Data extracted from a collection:
——
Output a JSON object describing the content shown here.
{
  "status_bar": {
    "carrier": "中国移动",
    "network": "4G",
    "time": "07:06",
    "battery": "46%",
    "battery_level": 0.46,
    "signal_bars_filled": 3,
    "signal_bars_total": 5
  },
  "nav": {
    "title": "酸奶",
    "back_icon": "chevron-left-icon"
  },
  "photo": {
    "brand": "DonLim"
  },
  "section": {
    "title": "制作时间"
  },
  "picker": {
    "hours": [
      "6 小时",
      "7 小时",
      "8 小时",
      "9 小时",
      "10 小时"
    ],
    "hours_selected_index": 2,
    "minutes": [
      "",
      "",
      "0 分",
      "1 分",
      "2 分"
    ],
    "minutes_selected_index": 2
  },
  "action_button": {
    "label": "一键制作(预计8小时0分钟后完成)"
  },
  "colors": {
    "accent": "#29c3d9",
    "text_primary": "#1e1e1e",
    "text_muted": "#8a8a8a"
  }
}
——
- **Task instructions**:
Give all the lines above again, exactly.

- **Completed task**:
Output a JSON object describing the content shown here.
{
  "status_bar": {
    "carrier": "中国移动",
    "network": "4G",
    "time": "07:06",
    "battery": "46%",
    "battery_level": 0.46,
    "signal_bars_filled": 3,
    "signal_bars_total": 5
  },
  "nav": {
    "title": "酸奶",
    "back_icon": "chevron-left-icon"
  },
  "photo": {
    "brand": "DonLim"
  },
  "section": {
    "title": "制作时间"
  },
  "picker": {
    "hours": [
      "6 小时",
      "7 小时",
      "8 小时",
      "9 小时",
      "10 小时"
    ],
    "hours_selected_index": 2,
    "minutes": [
      "",
      "",
      "0 分",
      "1 分",
      "2 分"
    ],
    "minutes_selected_index": 2
  },
  "action_button": {
    "label": "一键制作(预计8小时0分钟后完成)"
  },
  "colors": {
    "accent": "#29c3d9",
    "text_primary": "#1e1e1e",
    "text_muted": "#8a8a8a"
  }
}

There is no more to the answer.